A new program at the Linden schools has students changing their minds about which subject is their favorite. Wylene Jones, a fourth- and fifth-grade science teacher at Linden Elementary, is seeing students get excited about her class in a way they never had before.

Thanks to the Alabama Math, Science and Technology Initiative — commonly referred to as AMSTI — Jones’ class has shot through the roof in popularity, and students are learning at a faster pace and retaining the information better.

That’s because AMSTI is a hands-on educational program, teaching students about animals by actually watching, caring and handling them.

“It’s a hands-on approach to teaching science and math,” said Jones. “It helps to bridge what they learn in textbooks to the ability to actually experience it.”

Situated in four stations throughout the classroom, students on Wednesday were tending to environmental habitats they made for fiddler crabs, dwarf African frogs and millipedes. The students have been feeding the animals and studying how they are different.

In her fifth-grade class, her students have been observing microscopic organisms.

“This approach to teaching has really made a huge difference,” said Jones. “It used to be that the students would grumble about having to come to class. Now, they are learning to like science and love learning. When it’s time to wrap things up at the end of class, instead of getting in a hurry to get out of here, they are grumbling about wanting to stay and continue learning.

“They are figuring out that hands-on science can be fun, and it involves a great deal of observation using their senses.”

At the end of the session they are currently studying, the students will be able to take the animals they are studying home.

“I like feeding the crabs,” said fourth-grader Paula Munoz.

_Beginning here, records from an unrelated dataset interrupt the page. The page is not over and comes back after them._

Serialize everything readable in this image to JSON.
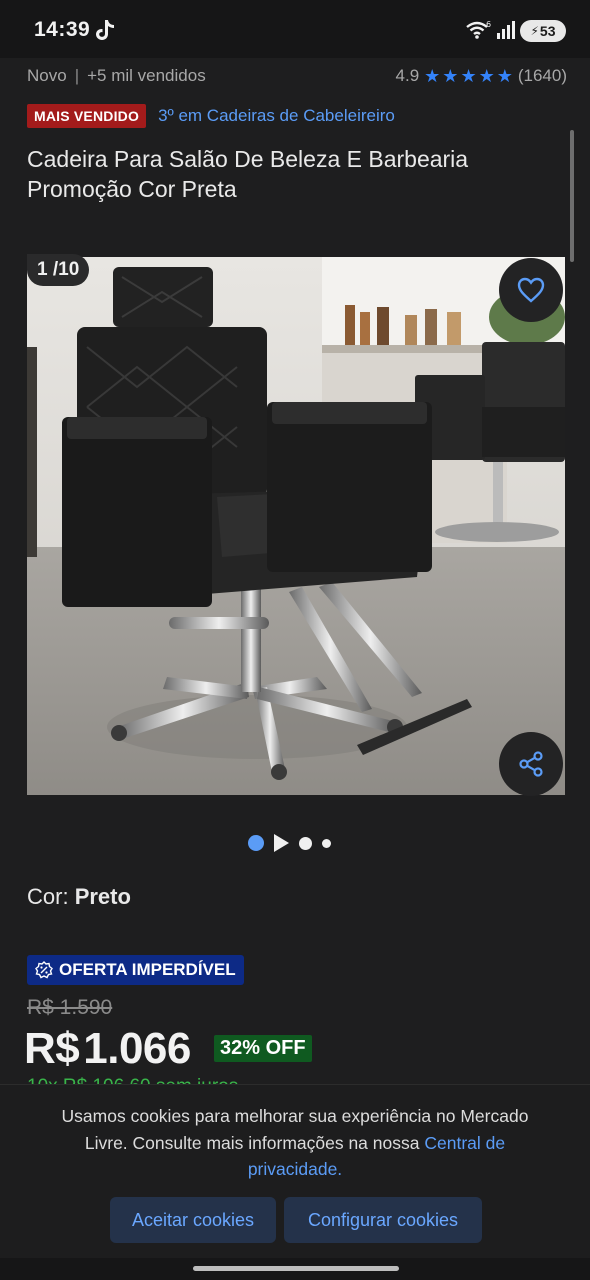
{
  "status_bar": {
    "time": "14:39",
    "battery": "53"
  },
  "meta": {
    "condition": "Novo",
    "sold": "+5 mil vendidos",
    "rating": "4.9",
    "reviews": "(1640)"
  },
  "badges": {
    "best_seller": "MAIS VENDIDO",
    "ranking": "3º em Cadeiras de Cabeleireiro"
  },
  "product": {
    "title": "Cadeira Para Salão De Beleza E Barbearia Promoção Cor Preta"
  },
  "gallery": {
    "counter": "1 /10",
    "total": 10,
    "current": 1
  },
  "variant": {
    "label": "Cor:",
    "value": "Preto"
  },
  "offer": {
    "label": "OFERTA IMPERDÍVEL"
  },
  "pricing": {
    "old_price": "R$ 1.590",
    "currency": "R$",
    "price": "1.066",
    "discount": "32% OFF",
    "installments": "10x R$ 106,60 sem juros"
  },
  "cookie_banner": {
    "text": "Usamos cookies para melhorar sua experiência no Mercado Livre. Consulte mais informações na nossa",
    "link": "Central de privacidade.",
    "accept": "Aceitar cookies",
    "configure": "Configurar cookies"
  },
  "colors": {
    "accent": "#3483fa",
    "best_seller": "#a31b1b",
    "offer": "#0d2a86",
    "discount": "#0f5a20",
    "installment": "#39b54a"
  },
  "icons": [
    "tiktok-icon",
    "wifi-icon",
    "signal-icon",
    "star-icon",
    "heart-icon",
    "share-icon",
    "offer-icon",
    "play-icon"
  ]
}
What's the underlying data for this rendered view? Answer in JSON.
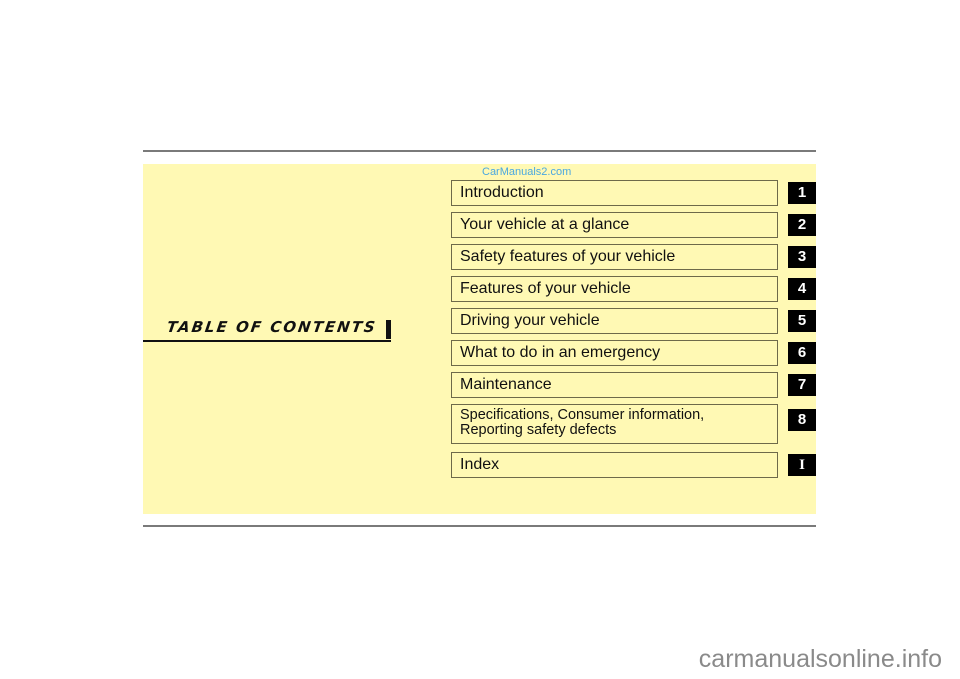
{
  "watermarks": {
    "top": "CarManuals2.com",
    "bottom": "carmanualsonline.info"
  },
  "toc": {
    "title": "TABLE OF CONTENTS",
    "entries": [
      {
        "label": "Introduction",
        "chapter": "1"
      },
      {
        "label": "Your vehicle at a glance",
        "chapter": "2"
      },
      {
        "label": "Safety features of your vehicle",
        "chapter": "3"
      },
      {
        "label": "Features of your vehicle",
        "chapter": "4"
      },
      {
        "label": "Driving your vehicle",
        "chapter": "5"
      },
      {
        "label": "What to do in an emergency",
        "chapter": "6"
      },
      {
        "label": "Maintenance",
        "chapter": "7"
      },
      {
        "label": "Specifications, Consumer information,\nReporting safety defects",
        "chapter": "8"
      },
      {
        "label": "Index",
        "chapter": "I"
      }
    ]
  },
  "colors": {
    "panel": "#fff9b4",
    "badge": "#000000",
    "rule": "#7a7a7a",
    "watermark_top": "#4aa8e0"
  }
}
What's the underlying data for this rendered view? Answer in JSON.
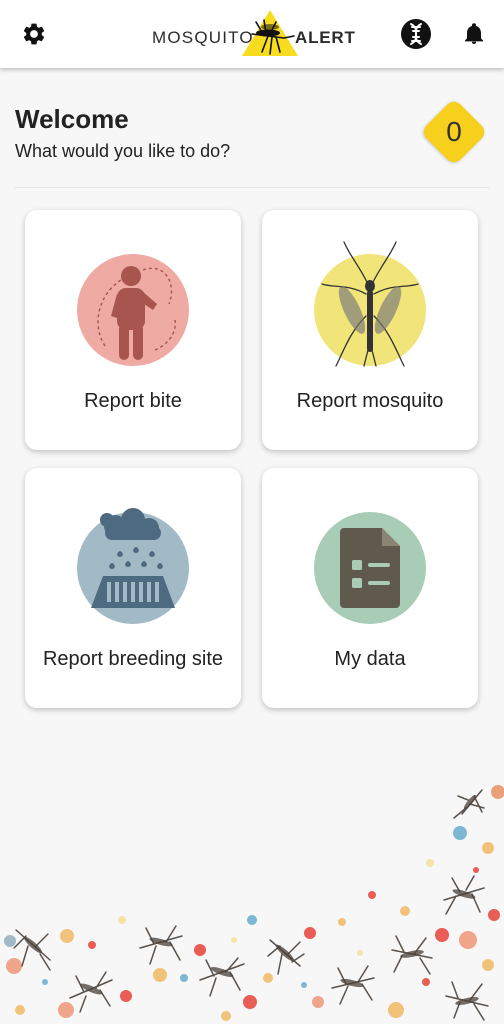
{
  "appbar": {
    "logo_word1": "MOSQUITO",
    "logo_word2": "ALERT",
    "settings_icon": "gear-icon",
    "dna_icon": "dna-icon",
    "notifications_icon": "bell-icon"
  },
  "header": {
    "title": "Welcome",
    "subtitle": "What would you like to do?",
    "points": "0",
    "points_color": "#f7cf1d"
  },
  "actions": [
    {
      "label": "Report bite",
      "icon": "person-bite-icon",
      "color": "#eeaaa3"
    },
    {
      "label": "Report mosquito",
      "icon": "mosquito-icon",
      "color": "#f1e57a"
    },
    {
      "label": "Report breeding site",
      "icon": "rain-drain-icon",
      "color": "#a2bac6"
    },
    {
      "label": "My data",
      "icon": "document-icon",
      "color": "#a9ccb6"
    }
  ]
}
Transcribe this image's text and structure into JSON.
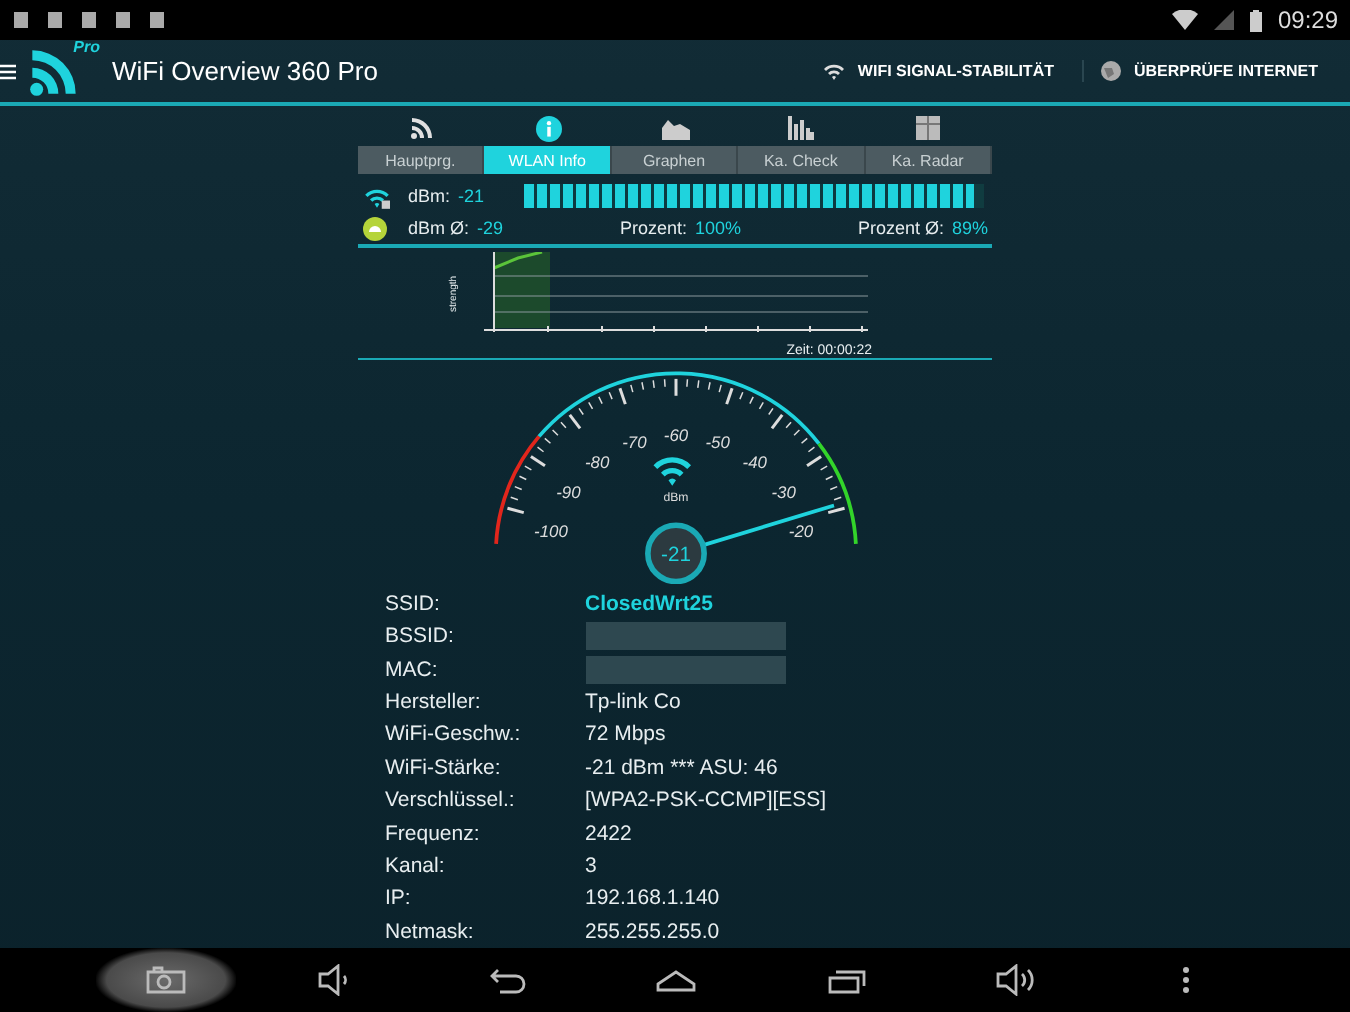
{
  "status_bar": {
    "time": "09:29"
  },
  "app_bar": {
    "logo_badge": "Pro",
    "title": "WiFi Overview 360 Pro",
    "actions": [
      {
        "kind": "wifi",
        "label": "WIFI SIGNAL-STABILITÄT"
      },
      {
        "kind": "globe",
        "label": "ÜBERPRÜFE INTERNET"
      }
    ]
  },
  "tabs": [
    {
      "label": "Hauptprg.",
      "kind": "wifi",
      "selected": false
    },
    {
      "label": "WLAN Info",
      "kind": "info",
      "selected": true
    },
    {
      "label": "Graphen",
      "kind": "area",
      "selected": false
    },
    {
      "label": "Ka. Check",
      "kind": "bars",
      "selected": false
    },
    {
      "label": "Ka. Radar",
      "kind": "radar",
      "selected": false
    }
  ],
  "signal": {
    "dbm_label": "dBm:",
    "dbm_value": "-21",
    "level": 0.98,
    "avg_label": "dBm Ø:",
    "avg_value": "-29",
    "percent_label": "Prozent:",
    "percent_value": "100%",
    "percent_avg_label": "Prozent Ø:",
    "percent_avg_value": "89%"
  },
  "graph": {
    "ylabel": "strength",
    "time": "Zeit: 00:00:22"
  },
  "gauge": {
    "ticks": [
      "-100",
      "-90",
      "-80",
      "-70",
      "-60",
      "-50",
      "-40",
      "-30",
      "-20"
    ],
    "unit": "dBm",
    "reading": "-21"
  },
  "info": [
    {
      "label": "SSID:",
      "value": "ClosedWrt25",
      "kind": "highlight"
    },
    {
      "label": "BSSID:",
      "kind": "hidden"
    },
    {
      "label": "MAC:",
      "kind": "hidden"
    },
    {
      "label": "Hersteller:",
      "value": "Tp-link Co",
      "kind": "text"
    },
    {
      "label": "WiFi-Geschw.:",
      "value": "72 Mbps",
      "kind": "text"
    },
    {
      "label": "WiFi-Stärke:",
      "value": "-21 dBm *** ASU: 46",
      "kind": "text"
    },
    {
      "label": "Verschlüssel.:",
      "value": "[WPA2-PSK-CCMP][ESS]",
      "kind": "text"
    },
    {
      "label": "Frequenz:",
      "value": "2422",
      "kind": "text"
    },
    {
      "label": "Kanal:",
      "value": "3",
      "kind": "text"
    },
    {
      "label": "IP:",
      "value": "192.168.1.140",
      "kind": "text"
    },
    {
      "label": "Netmask:",
      "value": "255.255.255.0",
      "kind": "text"
    }
  ],
  "nav_bar": [
    {
      "kind": "camera",
      "selected": true
    },
    {
      "kind": "vol-down",
      "selected": false
    },
    {
      "kind": "back",
      "selected": false
    },
    {
      "kind": "home",
      "selected": false
    },
    {
      "kind": "recents",
      "selected": false
    },
    {
      "kind": "vol-up",
      "selected": false
    },
    {
      "kind": "menu",
      "selected": false
    }
  ]
}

Munoz’s classmate, Tyler Prince, said he really likes learning about millipedes and feeding them. “I’ve learned that millipedes eat apples, lettuce, and oranges.”

“My favorite part is when we got to see a new baby frog,” Imiya Agee, another classmate, said. “We learned that frogs do not have a tongue and does not have any eye lids.”

These students, like the rest of the class take what they are now learning in Jones’ class very seriously. When jokingly asked if any of them would consider slipping a millipede between the sheets of the sibling’s bed, the students plainly pointed out why that would not be a good idea at all.

“Millipedes can secrete a poison that can be harmful to the skin,” said Munoz.

“That’s right,” chimed in Prince. “If you get it on your skin it can burn and takes months to get off.”

Demopolis and Marengo County schools are also AMSTI schools.

“Each year we will be able to incorporate more hands-on lessons in the classroom,” said Jones. “So far, it’s working even better than I thought it would. It’s great.”